- **Description of the task**
Copy out all lines from the entries below in which "issues" occurs.

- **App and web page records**
□ □ □ □
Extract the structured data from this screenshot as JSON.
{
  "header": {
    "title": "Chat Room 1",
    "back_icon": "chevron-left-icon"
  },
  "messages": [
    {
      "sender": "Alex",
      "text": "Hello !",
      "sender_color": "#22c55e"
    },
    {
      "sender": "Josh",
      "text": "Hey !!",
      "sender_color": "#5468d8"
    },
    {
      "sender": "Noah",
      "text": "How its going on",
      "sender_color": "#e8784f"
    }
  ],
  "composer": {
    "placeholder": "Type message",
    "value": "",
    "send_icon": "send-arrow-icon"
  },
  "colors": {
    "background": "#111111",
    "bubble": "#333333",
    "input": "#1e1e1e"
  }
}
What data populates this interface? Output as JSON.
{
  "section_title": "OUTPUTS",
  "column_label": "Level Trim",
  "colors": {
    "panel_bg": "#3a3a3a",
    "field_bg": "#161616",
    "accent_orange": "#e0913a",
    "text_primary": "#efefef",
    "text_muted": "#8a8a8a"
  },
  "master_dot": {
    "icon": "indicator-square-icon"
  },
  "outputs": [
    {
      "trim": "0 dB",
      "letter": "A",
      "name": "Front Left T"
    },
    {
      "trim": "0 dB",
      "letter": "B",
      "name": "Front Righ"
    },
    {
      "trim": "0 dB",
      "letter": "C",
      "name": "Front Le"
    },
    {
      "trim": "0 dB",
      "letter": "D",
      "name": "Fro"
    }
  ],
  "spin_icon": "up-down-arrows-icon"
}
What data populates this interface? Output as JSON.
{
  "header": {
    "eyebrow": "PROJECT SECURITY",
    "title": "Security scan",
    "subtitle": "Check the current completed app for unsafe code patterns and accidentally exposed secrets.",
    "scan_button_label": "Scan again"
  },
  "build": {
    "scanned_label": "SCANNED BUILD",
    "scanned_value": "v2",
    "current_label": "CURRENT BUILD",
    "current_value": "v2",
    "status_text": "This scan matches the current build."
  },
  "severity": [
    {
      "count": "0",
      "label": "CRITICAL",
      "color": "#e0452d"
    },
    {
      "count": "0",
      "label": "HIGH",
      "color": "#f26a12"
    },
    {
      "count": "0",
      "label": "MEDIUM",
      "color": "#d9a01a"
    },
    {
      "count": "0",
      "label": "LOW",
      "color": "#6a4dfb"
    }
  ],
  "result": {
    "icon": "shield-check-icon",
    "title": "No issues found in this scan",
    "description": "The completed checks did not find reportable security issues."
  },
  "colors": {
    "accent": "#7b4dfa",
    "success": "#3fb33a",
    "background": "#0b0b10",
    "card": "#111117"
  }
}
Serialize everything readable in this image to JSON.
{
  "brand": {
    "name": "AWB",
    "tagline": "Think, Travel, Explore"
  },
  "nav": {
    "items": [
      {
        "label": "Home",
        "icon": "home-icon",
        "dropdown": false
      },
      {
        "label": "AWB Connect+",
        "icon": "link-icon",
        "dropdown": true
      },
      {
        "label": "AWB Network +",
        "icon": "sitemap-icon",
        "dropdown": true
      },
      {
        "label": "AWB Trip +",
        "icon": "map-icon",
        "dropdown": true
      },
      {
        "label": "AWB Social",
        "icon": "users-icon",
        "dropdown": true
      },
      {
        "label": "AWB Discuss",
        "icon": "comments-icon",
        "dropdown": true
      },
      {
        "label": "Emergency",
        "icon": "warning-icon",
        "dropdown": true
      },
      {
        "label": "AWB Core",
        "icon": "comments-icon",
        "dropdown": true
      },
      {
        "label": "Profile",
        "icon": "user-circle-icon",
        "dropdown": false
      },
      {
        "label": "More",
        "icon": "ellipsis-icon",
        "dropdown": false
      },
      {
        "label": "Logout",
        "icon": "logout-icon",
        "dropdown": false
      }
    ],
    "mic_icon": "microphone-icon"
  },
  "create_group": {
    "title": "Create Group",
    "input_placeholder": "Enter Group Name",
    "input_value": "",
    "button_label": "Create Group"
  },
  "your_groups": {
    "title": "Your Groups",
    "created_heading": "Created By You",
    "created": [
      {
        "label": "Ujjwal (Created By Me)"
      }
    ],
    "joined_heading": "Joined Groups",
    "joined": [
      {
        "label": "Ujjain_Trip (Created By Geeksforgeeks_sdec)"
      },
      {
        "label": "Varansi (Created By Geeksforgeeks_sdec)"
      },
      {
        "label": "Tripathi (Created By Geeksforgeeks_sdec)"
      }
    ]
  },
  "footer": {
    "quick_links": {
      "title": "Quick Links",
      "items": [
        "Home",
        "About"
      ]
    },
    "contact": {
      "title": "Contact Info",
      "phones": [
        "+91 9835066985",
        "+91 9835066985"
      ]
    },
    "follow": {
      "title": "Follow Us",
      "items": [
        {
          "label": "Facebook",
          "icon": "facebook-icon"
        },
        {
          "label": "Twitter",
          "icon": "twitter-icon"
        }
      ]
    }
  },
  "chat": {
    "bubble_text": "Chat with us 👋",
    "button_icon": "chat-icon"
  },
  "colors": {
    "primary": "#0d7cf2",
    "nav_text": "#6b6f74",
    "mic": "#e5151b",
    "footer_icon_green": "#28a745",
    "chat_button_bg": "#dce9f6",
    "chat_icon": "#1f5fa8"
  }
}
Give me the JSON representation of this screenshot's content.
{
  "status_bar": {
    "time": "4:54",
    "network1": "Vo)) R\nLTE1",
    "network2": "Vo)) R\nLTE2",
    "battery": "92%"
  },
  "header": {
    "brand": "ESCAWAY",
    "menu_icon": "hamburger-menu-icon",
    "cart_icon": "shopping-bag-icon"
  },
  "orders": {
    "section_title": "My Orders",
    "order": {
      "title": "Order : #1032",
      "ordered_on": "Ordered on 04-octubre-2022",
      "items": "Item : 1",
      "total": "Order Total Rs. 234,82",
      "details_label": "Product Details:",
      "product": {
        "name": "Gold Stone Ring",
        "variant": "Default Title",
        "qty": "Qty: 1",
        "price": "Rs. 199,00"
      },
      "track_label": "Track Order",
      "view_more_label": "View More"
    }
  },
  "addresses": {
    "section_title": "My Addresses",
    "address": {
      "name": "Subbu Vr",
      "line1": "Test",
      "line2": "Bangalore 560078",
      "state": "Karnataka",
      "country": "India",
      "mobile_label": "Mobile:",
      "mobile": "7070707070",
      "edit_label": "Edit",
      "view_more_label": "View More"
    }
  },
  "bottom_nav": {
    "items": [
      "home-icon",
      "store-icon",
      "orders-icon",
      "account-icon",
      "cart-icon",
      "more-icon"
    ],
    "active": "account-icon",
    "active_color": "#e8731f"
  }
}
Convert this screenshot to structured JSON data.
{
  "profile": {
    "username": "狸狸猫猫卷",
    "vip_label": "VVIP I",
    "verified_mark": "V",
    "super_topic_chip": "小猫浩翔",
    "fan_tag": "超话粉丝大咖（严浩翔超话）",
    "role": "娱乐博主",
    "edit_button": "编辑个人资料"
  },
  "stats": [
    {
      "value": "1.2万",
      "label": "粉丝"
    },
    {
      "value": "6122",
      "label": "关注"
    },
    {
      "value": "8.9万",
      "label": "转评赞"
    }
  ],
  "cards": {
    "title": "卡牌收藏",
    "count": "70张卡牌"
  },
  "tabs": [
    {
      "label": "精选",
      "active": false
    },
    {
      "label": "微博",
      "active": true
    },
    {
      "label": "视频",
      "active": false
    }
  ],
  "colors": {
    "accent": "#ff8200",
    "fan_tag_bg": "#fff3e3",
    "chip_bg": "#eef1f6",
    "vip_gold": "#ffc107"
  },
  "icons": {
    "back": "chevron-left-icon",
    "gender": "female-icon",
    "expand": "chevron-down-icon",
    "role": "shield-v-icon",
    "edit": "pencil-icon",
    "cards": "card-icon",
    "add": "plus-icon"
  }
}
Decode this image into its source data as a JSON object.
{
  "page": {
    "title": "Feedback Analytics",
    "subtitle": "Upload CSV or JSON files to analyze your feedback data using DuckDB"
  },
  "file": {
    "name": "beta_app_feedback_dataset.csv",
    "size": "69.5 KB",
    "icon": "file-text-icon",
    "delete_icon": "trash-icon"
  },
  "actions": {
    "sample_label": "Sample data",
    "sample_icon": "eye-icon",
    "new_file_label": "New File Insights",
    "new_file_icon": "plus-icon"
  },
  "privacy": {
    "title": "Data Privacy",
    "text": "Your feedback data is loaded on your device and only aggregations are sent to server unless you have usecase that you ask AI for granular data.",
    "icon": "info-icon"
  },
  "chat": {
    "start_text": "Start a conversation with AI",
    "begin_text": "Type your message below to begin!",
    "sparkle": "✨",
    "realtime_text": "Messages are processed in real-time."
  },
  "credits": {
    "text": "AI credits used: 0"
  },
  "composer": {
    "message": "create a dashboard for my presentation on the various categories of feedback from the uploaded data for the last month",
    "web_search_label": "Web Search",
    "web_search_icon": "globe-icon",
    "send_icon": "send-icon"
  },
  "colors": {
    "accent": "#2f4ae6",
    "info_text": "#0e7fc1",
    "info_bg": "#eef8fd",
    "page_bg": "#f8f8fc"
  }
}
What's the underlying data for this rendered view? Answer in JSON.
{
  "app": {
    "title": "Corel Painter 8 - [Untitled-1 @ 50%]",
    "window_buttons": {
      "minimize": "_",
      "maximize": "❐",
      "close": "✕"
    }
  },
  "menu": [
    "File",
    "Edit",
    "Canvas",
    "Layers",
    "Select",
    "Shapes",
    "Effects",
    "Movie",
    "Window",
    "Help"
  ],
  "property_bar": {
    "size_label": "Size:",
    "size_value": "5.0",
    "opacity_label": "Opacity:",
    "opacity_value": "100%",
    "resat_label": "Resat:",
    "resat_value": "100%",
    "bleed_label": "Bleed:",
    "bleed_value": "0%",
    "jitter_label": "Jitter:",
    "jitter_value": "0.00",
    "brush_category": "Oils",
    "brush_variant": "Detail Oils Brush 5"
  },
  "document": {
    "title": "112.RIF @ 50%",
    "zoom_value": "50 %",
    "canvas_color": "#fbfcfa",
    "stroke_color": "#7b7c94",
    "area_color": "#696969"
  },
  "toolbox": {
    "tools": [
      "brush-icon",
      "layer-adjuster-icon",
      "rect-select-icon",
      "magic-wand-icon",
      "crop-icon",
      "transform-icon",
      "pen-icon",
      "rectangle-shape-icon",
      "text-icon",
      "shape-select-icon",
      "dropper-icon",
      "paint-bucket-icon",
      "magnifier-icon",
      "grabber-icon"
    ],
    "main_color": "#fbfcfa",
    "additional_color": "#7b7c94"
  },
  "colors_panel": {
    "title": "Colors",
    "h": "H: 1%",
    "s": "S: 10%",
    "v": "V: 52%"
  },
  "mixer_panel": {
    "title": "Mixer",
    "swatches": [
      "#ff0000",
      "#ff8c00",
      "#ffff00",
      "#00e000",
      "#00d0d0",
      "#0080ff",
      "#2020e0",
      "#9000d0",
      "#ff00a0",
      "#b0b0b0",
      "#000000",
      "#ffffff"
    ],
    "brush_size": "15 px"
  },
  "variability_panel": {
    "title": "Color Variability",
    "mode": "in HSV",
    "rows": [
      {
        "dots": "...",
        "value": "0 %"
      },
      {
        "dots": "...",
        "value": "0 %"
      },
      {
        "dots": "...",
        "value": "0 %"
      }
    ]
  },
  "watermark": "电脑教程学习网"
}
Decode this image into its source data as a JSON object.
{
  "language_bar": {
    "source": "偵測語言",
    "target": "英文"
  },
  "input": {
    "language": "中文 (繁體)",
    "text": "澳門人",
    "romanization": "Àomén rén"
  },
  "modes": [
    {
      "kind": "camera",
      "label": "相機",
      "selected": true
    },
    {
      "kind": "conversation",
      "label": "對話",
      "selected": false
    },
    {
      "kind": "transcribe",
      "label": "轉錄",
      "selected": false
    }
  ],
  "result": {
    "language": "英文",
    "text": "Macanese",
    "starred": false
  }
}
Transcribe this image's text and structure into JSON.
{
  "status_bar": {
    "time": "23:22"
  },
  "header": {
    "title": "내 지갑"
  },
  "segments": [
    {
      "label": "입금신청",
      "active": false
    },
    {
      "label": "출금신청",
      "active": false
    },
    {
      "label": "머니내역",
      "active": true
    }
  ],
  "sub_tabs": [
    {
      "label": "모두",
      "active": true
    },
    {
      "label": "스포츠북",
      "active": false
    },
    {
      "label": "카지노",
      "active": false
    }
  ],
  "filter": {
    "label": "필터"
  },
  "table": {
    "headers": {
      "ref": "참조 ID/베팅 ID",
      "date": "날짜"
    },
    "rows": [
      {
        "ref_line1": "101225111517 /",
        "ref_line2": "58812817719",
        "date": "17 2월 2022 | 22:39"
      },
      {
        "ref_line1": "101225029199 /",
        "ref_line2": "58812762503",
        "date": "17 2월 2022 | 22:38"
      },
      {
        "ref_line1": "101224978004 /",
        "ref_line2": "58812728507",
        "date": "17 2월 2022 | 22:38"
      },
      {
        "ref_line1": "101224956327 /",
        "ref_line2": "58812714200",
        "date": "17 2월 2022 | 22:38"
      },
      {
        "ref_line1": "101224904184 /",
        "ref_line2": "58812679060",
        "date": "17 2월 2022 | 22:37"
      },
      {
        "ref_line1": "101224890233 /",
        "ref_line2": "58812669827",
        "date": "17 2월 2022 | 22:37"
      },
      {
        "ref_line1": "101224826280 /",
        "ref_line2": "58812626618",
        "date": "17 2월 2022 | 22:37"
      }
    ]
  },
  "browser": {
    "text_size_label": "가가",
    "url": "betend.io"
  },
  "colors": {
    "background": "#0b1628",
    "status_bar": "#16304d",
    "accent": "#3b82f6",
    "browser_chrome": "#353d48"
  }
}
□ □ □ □
- **Solution for this exercise**
    "title": "No issues found in this scan",
    "description": "The completed checks did not find reportable security issues."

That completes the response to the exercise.